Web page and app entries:
========================================================================

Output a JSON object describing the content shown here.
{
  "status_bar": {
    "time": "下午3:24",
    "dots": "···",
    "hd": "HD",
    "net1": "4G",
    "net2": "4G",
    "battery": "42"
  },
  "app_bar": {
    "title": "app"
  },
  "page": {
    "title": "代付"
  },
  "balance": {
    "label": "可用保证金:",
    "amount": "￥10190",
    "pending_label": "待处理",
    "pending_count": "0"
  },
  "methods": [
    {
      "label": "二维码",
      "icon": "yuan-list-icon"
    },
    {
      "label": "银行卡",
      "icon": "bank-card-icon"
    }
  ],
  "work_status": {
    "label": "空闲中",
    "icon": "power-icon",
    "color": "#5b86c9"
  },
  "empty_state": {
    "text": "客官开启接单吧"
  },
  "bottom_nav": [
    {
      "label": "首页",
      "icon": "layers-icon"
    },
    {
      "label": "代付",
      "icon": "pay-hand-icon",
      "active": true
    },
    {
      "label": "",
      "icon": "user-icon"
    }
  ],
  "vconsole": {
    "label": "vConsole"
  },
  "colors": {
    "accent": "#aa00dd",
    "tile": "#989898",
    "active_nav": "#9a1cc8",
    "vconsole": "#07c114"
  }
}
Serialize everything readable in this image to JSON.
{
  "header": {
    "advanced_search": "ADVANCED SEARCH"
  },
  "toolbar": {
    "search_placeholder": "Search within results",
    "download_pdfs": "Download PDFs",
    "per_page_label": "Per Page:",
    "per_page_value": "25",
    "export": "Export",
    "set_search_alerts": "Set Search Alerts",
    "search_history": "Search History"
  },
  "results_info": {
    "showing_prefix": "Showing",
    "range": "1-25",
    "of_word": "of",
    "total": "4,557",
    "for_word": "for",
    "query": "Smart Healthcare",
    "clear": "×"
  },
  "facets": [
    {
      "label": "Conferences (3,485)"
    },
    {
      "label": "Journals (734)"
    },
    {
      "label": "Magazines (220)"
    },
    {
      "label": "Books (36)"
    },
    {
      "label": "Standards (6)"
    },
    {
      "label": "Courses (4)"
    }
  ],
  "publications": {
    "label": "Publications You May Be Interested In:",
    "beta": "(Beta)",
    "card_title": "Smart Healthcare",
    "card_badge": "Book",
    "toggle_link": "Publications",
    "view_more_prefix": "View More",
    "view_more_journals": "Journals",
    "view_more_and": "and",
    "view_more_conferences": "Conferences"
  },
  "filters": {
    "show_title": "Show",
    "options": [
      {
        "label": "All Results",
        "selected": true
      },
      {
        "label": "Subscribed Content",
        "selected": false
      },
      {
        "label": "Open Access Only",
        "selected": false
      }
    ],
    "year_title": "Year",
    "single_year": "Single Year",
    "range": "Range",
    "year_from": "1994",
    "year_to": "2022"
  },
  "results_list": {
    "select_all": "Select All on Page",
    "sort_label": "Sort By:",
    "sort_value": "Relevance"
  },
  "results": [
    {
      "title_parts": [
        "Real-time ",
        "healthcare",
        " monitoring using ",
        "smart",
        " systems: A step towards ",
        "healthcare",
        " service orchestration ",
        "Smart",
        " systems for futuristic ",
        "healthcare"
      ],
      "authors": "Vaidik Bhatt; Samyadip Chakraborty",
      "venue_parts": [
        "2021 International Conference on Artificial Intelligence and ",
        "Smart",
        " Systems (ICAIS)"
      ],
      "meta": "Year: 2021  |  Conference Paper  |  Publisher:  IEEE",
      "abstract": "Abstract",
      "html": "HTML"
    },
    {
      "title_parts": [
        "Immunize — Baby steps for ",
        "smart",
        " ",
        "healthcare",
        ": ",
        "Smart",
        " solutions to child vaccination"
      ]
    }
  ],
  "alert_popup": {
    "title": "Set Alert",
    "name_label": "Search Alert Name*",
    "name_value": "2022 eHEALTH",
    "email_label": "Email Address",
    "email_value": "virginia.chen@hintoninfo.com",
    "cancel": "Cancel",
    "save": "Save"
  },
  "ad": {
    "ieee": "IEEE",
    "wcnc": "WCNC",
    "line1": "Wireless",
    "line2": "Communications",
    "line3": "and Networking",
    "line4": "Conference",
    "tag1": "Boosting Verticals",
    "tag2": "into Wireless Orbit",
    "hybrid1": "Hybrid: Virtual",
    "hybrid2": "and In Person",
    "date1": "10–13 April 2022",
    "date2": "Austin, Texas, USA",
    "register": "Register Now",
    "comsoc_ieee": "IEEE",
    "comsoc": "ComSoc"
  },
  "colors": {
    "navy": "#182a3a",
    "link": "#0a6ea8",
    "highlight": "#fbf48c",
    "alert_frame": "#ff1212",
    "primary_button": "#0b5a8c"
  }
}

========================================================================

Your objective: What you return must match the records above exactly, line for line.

Solution to this problem:
Output a JSON object describing the content shown here.
{
  "status_bar": {
    "time": "下午3:24",
    "dots": "···",
    "hd": "HD",
    "net1": "4G",
    "net2": "4G",
    "battery": "42"
  },
  "app_bar": {
    "title": "app"
  },
  "page": {
    "title": "代付"
  },
  "balance": {
    "label": "可用保证金:",
    "amount": "￥10190",
    "pending_label": "待处理",
    "pending_count": "0"
  },
  "methods": [
    {
      "label": "二维码",
      "icon": "yuan-list-icon"
    },
    {
      "label": "银行卡",
      "icon": "bank-card-icon"
    }
  ],
  "work_status": {
    "label": "空闲中",
    "icon": "power-icon",
    "color": "#5b86c9"
  },
  "empty_state": {
    "text": "客官开启接单吧"
  },
  "bottom_nav": [
    {
      "label": "首页",
      "icon": "layers-icon"
    },
    {
      "label": "代付",
      "icon": "pay-hand-icon",
      "active": true
    },
    {
      "label": "",
      "icon": "user-icon"
    }
  ],
  "vconsole": {
    "label": "vConsole"
  },
  "colors": {
    "accent": "#aa00dd",
    "tile": "#989898",
    "active_nav": "#9a1cc8",
    "vconsole": "#07c114"
  }
}
Serialize everything readable in this image to JSON.
{
  "header": {
    "advanced_search": "ADVANCED SEARCH"
  },
  "toolbar": {
    "search_placeholder": "Search within results",
    "download_pdfs": "Download PDFs",
    "per_page_label": "Per Page:",
    "per_page_value": "25",
    "export": "Export",
    "set_search_alerts": "Set Search Alerts",
    "search_history": "Search History"
  },
  "results_info": {
    "showing_prefix": "Showing",
    "range": "1-25",
    "of_word": "of",
    "total": "4,557",
    "for_word": "for",
    "query": "Smart Healthcare",
    "clear": "×"
  },
  "facets": [
    {
      "label": "Conferences (3,485)"
    },
    {
      "label": "Journals (734)"
    },
    {
      "label": "Magazines (220)"
    },
    {
      "label": "Books (36)"
    },
    {
      "label": "Standards (6)"
    },
    {
      "label": "Courses (4)"
    }
  ],
  "publications": {
    "label": "Publications You May Be Interested In:",
    "beta": "(Beta)",
    "card_title": "Smart Healthcare",
    "card_badge": "Book",
    "toggle_link": "Publications",
    "view_more_prefix": "View More",
    "view_more_journals": "Journals",
    "view_more_and": "and",
    "view_more_conferences": "Conferences"
  },
  "filters": {
    "show_title": "Show",
    "options": [
      {
        "label": "All Results",
        "selected": true
      },
      {
        "label": "Subscribed Content",
        "selected": false
      },
      {
        "label": "Open Access Only",
        "selected": false
      }
    ],
    "year_title": "Year",
    "single_year": "Single Year",
    "range": "Range",
    "year_from": "1994",
    "year_to": "2022"
  },
  "results_list": {
    "select_all": "Select All on Page",
    "sort_label": "Sort By:",
    "sort_value": "Relevance"
  },
  "results": [
    {
      "title_parts": [
        "Real-time ",
        "healthcare",
        " monitoring using ",
        "smart",
        " systems: A step towards ",
        "healthcare",
        " service orchestration ",
        "Smart",
        " systems for futuristic ",
        "healthcare"
      ],
      "authors": "Vaidik Bhatt; Samyadip Chakraborty",
      "venue_parts": [
        "2021 International Conference on Artificial Intelligence and ",
        "Smart",
        " Systems (ICAIS)"
      ],
      "meta": "Year: 2021  |  Conference Paper  |  Publisher:  IEEE",
      "abstract": "Abstract",
      "html": "HTML"
    },
    {
      "title_parts": [
        "Immunize — Baby steps for ",
        "smart",
        " ",
        "healthcare",
        ": ",
        "Smart",
        " solutions to child vaccination"
      ]
    }
  ],
  "alert_popup": {
    "title": "Set Alert",
    "name_label": "Search Alert Name*",
    "name_value": "2022 eHEALTH",
    "email_label": "Email Address",
    "email_value": "virginia.chen@hintoninfo.com",
    "cancel": "Cancel",
    "save": "Save"
  },
  "ad": {
    "ieee": "IEEE",
    "wcnc": "WCNC",
    "line1": "Wireless",
    "line2": "Communications",
    "line3": "and Networking",
    "line4": "Conference",
    "tag1": "Boosting Verticals",
    "tag2": "into Wireless Orbit",
    "hybrid1": "Hybrid: Virtual",
    "hybrid2": "and In Person",
    "date1": "10–13 April 2022",
    "date2": "Austin, Texas, USA",
    "register": "Register Now",
    "comsoc_ieee": "IEEE",
    "comsoc": "ComSoc"
  },
  "colors": {
    "navy": "#182a3a",
    "link": "#0a6ea8",
    "highlight": "#fbf48c",
    "alert_frame": "#ff1212",
    "primary_button": "#0b5a8c"
  }
}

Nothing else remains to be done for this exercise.